** Opening RECORD EXTRACTS block **

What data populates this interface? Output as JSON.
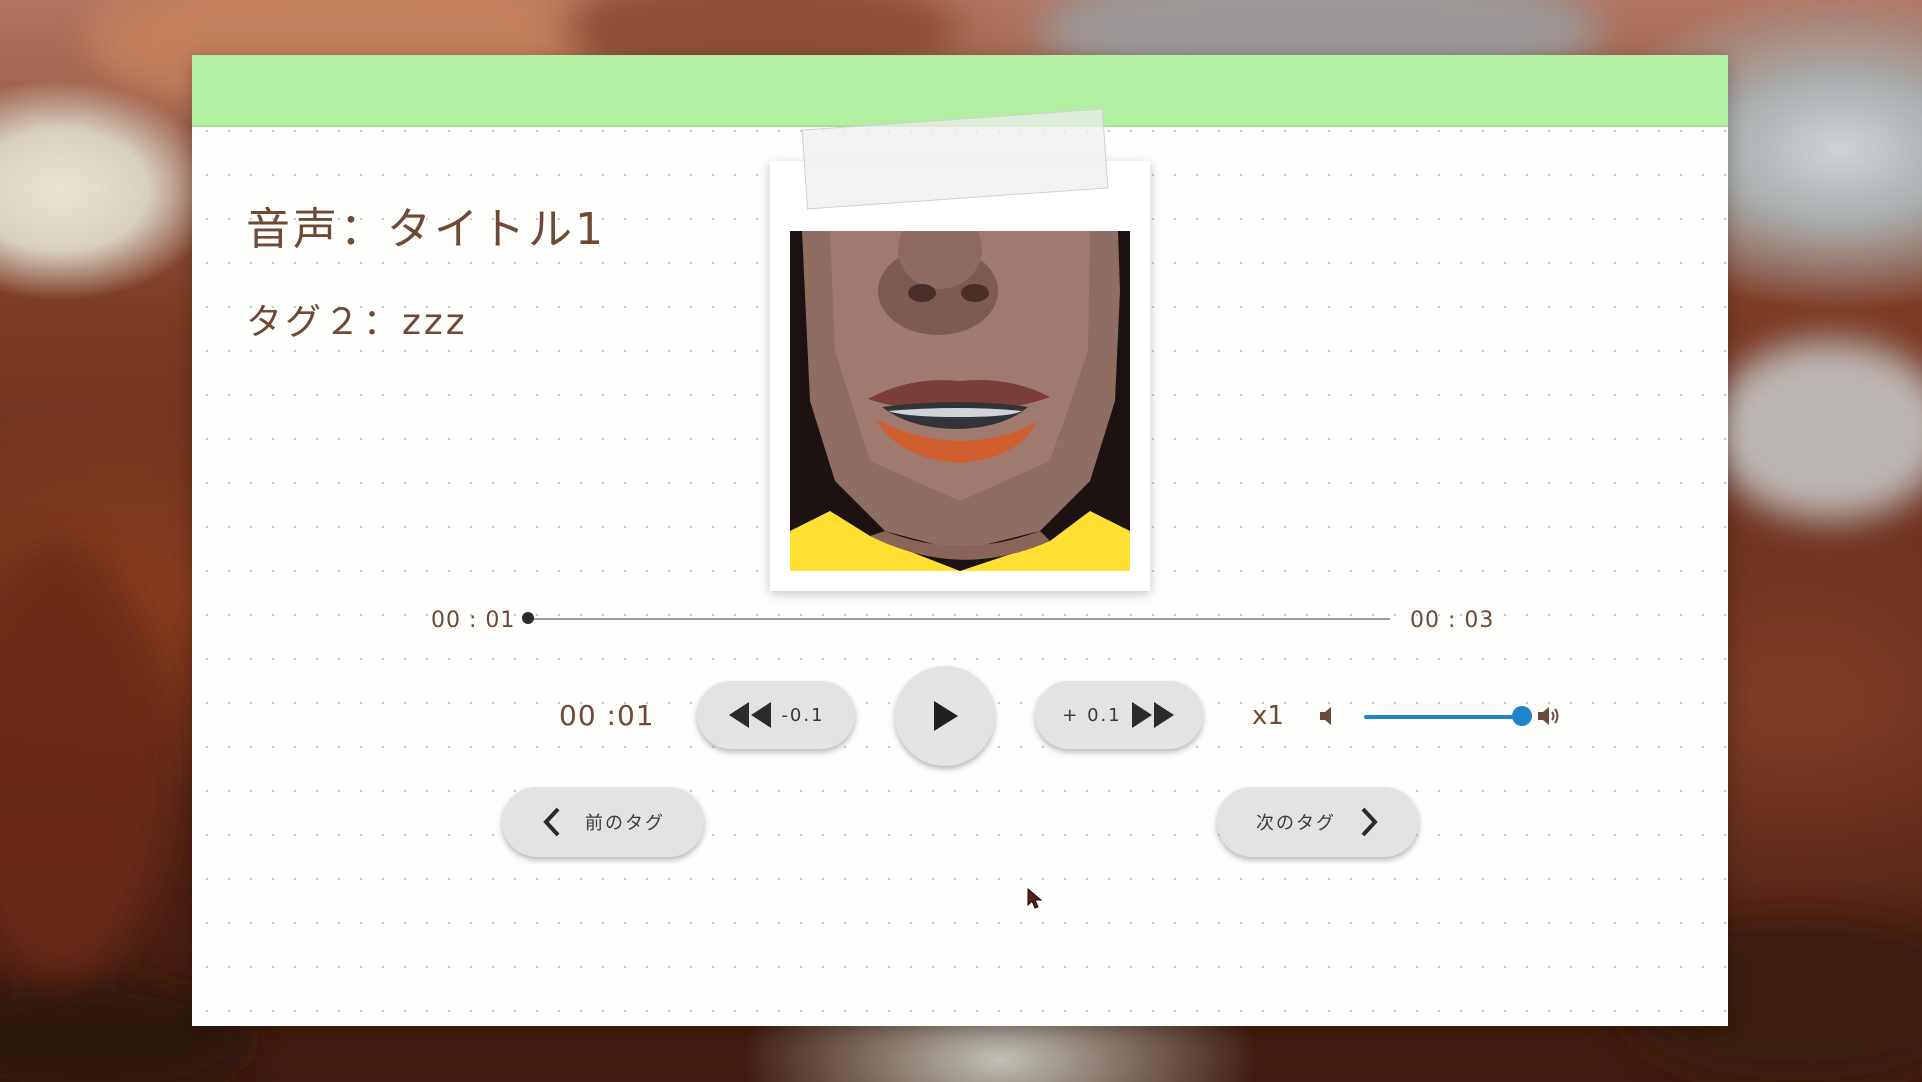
{
  "player": {
    "title": "音声：タイトル1",
    "tag_line": "タグ２：zzz",
    "seek": {
      "current": "00 : 01",
      "end": "00 : 03",
      "progress": 0.0
    },
    "counter": "00 :01",
    "step_back_label": "-0.1",
    "step_forward_label": "+ 0.1",
    "speed": "x1",
    "volume": 1.0,
    "prev_tag_label": "前のタグ",
    "next_tag_label": "次のタグ"
  },
  "colors": {
    "header": "#b2efa2",
    "text": "#6e4a36",
    "accent": "#1e86c8",
    "button": "#e3e3e3"
  },
  "icons": {
    "play": "play-icon",
    "rewind": "rewind-icon",
    "fast_forward": "fast-forward-icon",
    "chevron_left": "chevron-left-icon",
    "chevron_right": "chevron-right-icon",
    "volume_low": "volume-low-icon",
    "volume_high": "volume-high-icon"
  }
}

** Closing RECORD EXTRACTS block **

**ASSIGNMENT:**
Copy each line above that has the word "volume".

**OUTPUT OF THE TASK:**
    "volume": 1.0,
    "volume_low": "volume-low-icon",
    "volume_high": "volume-high-icon"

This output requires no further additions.